What to work on
This exercise asks for the records to be retyped exactly as they read.

==========

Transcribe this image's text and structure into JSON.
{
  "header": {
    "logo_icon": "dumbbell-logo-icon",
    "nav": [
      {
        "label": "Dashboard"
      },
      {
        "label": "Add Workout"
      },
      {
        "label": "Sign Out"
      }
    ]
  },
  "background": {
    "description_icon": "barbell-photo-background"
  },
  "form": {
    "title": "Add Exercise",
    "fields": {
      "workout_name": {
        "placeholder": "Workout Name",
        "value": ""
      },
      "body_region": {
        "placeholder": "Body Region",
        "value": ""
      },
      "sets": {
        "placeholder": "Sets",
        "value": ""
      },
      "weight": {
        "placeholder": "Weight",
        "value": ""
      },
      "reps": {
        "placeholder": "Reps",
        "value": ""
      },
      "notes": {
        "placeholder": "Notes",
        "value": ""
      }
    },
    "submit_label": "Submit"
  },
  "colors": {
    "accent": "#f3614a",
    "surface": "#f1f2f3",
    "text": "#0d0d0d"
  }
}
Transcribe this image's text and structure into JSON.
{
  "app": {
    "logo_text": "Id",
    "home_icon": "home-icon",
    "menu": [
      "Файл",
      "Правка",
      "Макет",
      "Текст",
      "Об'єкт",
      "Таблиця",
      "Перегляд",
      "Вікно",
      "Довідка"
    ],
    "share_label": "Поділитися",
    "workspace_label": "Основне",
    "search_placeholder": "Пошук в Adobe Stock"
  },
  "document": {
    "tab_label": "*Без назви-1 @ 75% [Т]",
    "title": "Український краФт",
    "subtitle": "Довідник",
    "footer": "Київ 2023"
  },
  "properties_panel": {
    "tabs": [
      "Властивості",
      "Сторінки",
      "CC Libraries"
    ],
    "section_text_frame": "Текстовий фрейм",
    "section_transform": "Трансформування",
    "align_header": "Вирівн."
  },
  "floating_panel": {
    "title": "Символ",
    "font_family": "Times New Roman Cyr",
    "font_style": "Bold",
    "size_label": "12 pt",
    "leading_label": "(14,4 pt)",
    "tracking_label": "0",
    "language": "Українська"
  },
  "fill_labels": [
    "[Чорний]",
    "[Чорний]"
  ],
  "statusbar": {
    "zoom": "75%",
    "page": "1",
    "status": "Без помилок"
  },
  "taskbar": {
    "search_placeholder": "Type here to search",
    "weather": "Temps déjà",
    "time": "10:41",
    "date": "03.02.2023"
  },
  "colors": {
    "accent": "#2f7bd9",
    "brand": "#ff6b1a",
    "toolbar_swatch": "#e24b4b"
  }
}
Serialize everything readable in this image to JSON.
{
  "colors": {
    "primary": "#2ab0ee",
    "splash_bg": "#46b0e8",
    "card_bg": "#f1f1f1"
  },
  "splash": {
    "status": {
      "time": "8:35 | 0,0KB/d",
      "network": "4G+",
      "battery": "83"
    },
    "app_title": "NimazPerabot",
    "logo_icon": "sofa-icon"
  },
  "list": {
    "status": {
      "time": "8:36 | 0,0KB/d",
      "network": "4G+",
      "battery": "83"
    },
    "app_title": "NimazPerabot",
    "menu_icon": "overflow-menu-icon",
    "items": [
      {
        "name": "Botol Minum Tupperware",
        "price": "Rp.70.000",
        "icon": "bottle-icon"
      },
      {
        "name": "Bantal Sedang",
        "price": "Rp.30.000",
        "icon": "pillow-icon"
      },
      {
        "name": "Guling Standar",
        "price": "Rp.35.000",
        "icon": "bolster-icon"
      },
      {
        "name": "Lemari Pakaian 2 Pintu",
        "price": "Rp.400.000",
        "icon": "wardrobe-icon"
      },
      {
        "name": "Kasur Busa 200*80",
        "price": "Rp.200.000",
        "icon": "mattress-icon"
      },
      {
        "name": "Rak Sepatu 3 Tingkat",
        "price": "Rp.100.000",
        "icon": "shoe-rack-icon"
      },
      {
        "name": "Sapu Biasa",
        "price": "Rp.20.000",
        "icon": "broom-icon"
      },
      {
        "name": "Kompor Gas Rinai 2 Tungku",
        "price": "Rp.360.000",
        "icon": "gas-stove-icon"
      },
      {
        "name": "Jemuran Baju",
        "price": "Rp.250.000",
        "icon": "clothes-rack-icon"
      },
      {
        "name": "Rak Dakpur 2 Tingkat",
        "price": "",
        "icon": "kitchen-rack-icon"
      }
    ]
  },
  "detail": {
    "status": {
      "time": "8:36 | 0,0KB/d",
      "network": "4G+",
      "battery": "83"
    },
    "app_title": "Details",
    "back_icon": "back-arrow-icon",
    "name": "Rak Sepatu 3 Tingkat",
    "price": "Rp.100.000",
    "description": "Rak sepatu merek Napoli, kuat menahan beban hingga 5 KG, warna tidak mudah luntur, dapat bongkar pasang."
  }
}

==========

Exercise response
Transcribe this image's text and structure into JSON.
{
  "header": {
    "logo_icon": "dumbbell-logo-icon",
    "nav": [
      {
        "label": "Dashboard"
      },
      {
        "label": "Add Workout"
      },
      {
        "label": "Sign Out"
      }
    ]
  },
  "background": {
    "description_icon": "barbell-photo-background"
  },
  "form": {
    "title": "Add Exercise",
    "fields": {
      "workout_name": {
        "placeholder": "Workout Name",
        "value": ""
      },
      "body_region": {
        "placeholder": "Body Region",
        "value": ""
      },
      "sets": {
        "placeholder": "Sets",
        "value": ""
      },
      "weight": {
        "placeholder": "Weight",
        "value": ""
      },
      "reps": {
        "placeholder": "Reps",
        "value": ""
      },
      "notes": {
        "placeholder": "Notes",
        "value": ""
      }
    },
    "submit_label": "Submit"
  },
  "colors": {
    "accent": "#f3614a",
    "surface": "#f1f2f3",
    "text": "#0d0d0d"
  }
}
Transcribe this image's text and structure into JSON.
{
  "app": {
    "logo_text": "Id",
    "home_icon": "home-icon",
    "menu": [
      "Файл",
      "Правка",
      "Макет",
      "Текст",
      "Об'єкт",
      "Таблиця",
      "Перегляд",
      "Вікно",
      "Довідка"
    ],
    "share_label": "Поділитися",
    "workspace_label": "Основне",
    "search_placeholder": "Пошук в Adobe Stock"
  },
  "document": {
    "tab_label": "*Без назви-1 @ 75% [Т]",
    "title": "Український краФт",
    "subtitle": "Довідник",
    "footer": "Київ 2023"
  },
  "properties_panel": {
    "tabs": [
      "Властивості",
      "Сторінки",
      "CC Libraries"
    ],
    "section_text_frame": "Текстовий фрейм",
    "section_transform": "Трансформування",
    "align_header": "Вирівн."
  },
  "floating_panel": {
    "title": "Символ",
    "font_family": "Times New Roman Cyr",
    "font_style": "Bold",
    "size_label": "12 pt",
    "leading_label": "(14,4 pt)",
    "tracking_label": "0",
    "language": "Українська"
  },
  "fill_labels": [
    "[Чорний]",
    "[Чорний]"
  ],
  "statusbar": {
    "zoom": "75%",
    "page": "1",
    "status": "Без помилок"
  },
  "taskbar": {
    "search_placeholder": "Type here to search",
    "weather": "Temps déjà",
    "time": "10:41",
    "date": "03.02.2023"
  },
  "colors": {
    "accent": "#2f7bd9",
    "brand": "#ff6b1a",
    "toolbar_swatch": "#e24b4b"
  }
}
Serialize everything readable in this image to JSON.
{
  "colors": {
    "primary": "#2ab0ee",
    "splash_bg": "#46b0e8",
    "card_bg": "#f1f1f1"
  },
  "splash": {
    "status": {
      "time": "8:35 | 0,0KB/d",
      "network": "4G+",
      "battery": "83"
    },
    "app_title": "NimazPerabot",
    "logo_icon": "sofa-icon"
  },
  "list": {
    "status": {
      "time": "8:36 | 0,0KB/d",
      "network": "4G+",
      "battery": "83"
    },
    "app_title": "NimazPerabot",
    "menu_icon": "overflow-menu-icon",
    "items": [
      {
        "name": "Botol Minum Tupperware",
        "price": "Rp.70.000",
        "icon": "bottle-icon"
      },
      {
        "name": "Bantal Sedang",
        "price": "Rp.30.000",
        "icon": "pillow-icon"
      },
      {
        "name": "Guling Standar",
        "price": "Rp.35.000",
        "icon": "bolster-icon"
      },
      {
        "name": "Lemari Pakaian 2 Pintu",
        "price": "Rp.400.000",
        "icon": "wardrobe-icon"
      },
      {
        "name": "Kasur Busa 200*80",
        "price": "Rp.200.000",
        "icon": "mattress-icon"
      },
      {
        "name": "Rak Sepatu 3 Tingkat",
        "price": "Rp.100.000",
        "icon": "shoe-rack-icon"
      },
      {
        "name": "Sapu Biasa",
        "price": "Rp.20.000",
        "icon": "broom-icon"
      },
      {
        "name": "Kompor Gas Rinai 2 Tungku",
        "price": "Rp.360.000",
        "icon": "gas-stove-icon"
      },
      {
        "name": "Jemuran Baju",
        "price": "Rp.250.000",
        "icon": "clothes-rack-icon"
      },
      {
        "name": "Rak Dakpur 2 Tingkat",
        "price": "",
        "icon": "kitchen-rack-icon"
      }
    ]
  },
  "detail": {
    "status": {
      "time": "8:36 | 0,0KB/d",
      "network": "4G+",
      "battery": "83"
    },
    "app_title": "Details",
    "back_icon": "back-arrow-icon",
    "name": "Rak Sepatu 3 Tingkat",
    "price": "Rp.100.000",
    "description": "Rak sepatu merek Napoli, kuat menahan beban hingga 5 KG, warna tidak mudah luntur, dapat bongkar pasang."
  }
}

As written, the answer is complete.